In the Future, Your Parked Car Will Power Your House
On a continued mission to reduce overall fleet expenses, increase mission capabilities, and achieve energy efficiency goals, the Department of Defense recently announced a plan to spend $20 million on the first year of a pilot program that will test a vehicle fleet of 500 plug-in electric vehicles and related infrastructure using vehicle-to-grid technology at six installations nation-wide. Vehicle-to-grid, or V2G, is a system by which power can be passed back and forth between a parked vehicle and the power grid. That means, if needed, an electric vehicle could temporarily provide back-up energy to the grid.
According to E&E News:

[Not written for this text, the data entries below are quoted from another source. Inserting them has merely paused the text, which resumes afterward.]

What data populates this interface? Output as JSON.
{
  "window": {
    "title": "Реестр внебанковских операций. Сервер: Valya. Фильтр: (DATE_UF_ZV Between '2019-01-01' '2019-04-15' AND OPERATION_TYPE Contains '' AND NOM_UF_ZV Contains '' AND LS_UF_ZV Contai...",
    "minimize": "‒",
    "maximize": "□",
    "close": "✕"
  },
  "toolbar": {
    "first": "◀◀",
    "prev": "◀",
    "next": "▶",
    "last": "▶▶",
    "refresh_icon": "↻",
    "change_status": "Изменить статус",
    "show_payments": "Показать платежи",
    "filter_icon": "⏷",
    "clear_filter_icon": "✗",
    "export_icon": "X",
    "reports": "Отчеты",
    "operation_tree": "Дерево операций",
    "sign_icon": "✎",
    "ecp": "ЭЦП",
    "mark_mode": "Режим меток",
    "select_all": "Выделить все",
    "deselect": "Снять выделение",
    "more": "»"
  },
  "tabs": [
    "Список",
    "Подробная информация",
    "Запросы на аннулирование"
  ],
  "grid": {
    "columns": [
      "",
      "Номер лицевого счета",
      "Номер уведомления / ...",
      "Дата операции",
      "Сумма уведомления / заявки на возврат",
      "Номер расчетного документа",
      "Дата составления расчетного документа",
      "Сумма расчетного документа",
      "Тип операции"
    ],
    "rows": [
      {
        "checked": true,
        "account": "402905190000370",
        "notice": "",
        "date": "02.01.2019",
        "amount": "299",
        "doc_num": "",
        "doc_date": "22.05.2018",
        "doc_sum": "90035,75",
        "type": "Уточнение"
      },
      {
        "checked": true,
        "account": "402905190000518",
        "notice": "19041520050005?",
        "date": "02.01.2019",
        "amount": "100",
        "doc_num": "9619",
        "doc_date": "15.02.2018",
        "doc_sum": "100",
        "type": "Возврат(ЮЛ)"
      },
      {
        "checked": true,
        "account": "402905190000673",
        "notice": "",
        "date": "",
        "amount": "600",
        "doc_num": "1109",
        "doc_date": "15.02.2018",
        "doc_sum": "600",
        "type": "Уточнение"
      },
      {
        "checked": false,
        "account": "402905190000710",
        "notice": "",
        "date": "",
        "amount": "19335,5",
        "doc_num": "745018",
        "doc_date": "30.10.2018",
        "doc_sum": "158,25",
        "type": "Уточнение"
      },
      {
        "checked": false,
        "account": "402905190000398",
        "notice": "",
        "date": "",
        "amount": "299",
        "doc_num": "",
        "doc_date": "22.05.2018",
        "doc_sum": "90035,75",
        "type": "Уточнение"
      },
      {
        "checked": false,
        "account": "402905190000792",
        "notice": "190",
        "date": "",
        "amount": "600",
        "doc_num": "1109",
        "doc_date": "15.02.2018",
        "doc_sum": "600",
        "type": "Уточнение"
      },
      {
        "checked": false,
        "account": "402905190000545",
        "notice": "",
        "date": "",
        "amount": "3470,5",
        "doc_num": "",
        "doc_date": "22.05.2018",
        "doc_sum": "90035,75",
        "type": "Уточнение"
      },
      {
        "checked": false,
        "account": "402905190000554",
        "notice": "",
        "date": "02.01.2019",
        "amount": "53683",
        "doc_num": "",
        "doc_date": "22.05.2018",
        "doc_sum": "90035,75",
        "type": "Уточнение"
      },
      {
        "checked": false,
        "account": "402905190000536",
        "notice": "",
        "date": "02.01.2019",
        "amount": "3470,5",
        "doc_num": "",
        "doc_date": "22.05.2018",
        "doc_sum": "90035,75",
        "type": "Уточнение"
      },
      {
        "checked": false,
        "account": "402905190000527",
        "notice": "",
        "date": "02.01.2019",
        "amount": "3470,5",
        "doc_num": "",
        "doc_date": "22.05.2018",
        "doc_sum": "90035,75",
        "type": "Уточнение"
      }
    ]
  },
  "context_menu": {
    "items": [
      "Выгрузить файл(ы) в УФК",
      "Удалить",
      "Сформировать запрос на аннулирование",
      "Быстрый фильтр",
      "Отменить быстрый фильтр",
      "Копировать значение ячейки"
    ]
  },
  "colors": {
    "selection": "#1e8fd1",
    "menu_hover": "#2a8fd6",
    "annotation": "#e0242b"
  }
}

The Pentagon predicts that the revenue generated by providing these services will quickly offset the higher price of electric vehicles, which often cost twice as much as their combustion-engine counterparts. And after 10 years, the military calculates, money saved through such a system would cover the upfront investment in charging infrastructure and pioneering software needed to manage the fleet.
This is a big step for the military that could have huge effects on the growth of the electric vehicle market, as well as the growth of the V2G market. According to E&E News, “Companies with large corporate fleets, including FedEx Corp., Frito Lay Inc. and UPS Inc., have been interested in electric vehicles, but so far the market hasn’t grown enough to give them the options—or the price—they want. With an order of 500 vehicles for the U.S. military, plus infrastructure, the market may open up for more affordable investment for corporations.”
The military is currently pursuing the possibility of third-party financing for the pilot program—the first demonstration of V2G technology, and in addition to security, environmental, and financial objectives, one of the goals of the program is to demonstrate what the potential profit margins could be for industry. If the results are as predicted, it could make a case for third-party financing and bring down the price of both electric vehicle and V2G technology.
Though V2G is an exciting concept, it is also a very new one. Cars were not originally designed to communicate with the grid, and it is important to note that one of the goals of the Pentagon’s V2G pilot project is to test and demonstrate V2G technology in the real world. Like any new concept, V2G has potential pros and cons in the real world. One of the advantages of V2G is that the back-up power it provides could help to correct imbalances in the electric power grid. The technology could also provide support to grids run on renewable energy like wind and solar.
Scientific American states:
Wind generated power production, for example, is often greatest at night, when demand for power is typically low. In our current power grid there is limited capacity for power storage, so any nocturnally generated wind energy above and beyond what’s used immediately goes to waste. V2G is an obvious solution, at least in part, for storing that power, and then drawing on the stored electricity during periods of high power demand.
But what happens if someone needs to drive a vehicle whose battery has just been used for power to the grid? Certainly, careful planning and advanced scheduling technology will be required to address that rather obvious issue. Another potential drawback to the technology is the affect V2G could have on battery life. According to Scientific American, “Putting power back into the grid rather than only one-way charging results in more battery charge-discharge cycles, which can shorten the battery’s useful life.” This will be a challenge for battery manufacturers to address.
Certainly, every new technology has hurdles to clear. V2G technology has the potential to increase U.S. energy security and fuel efficiency, two issues central to Sustainable America’s mission. We look forward to following the progress of the Pentagon’s V2G pilot program, which promises to answer many questions about V2G’s practicality on a larger scale.
Image courtesy of Kempton and Tomic 2005; Journal of Power Sources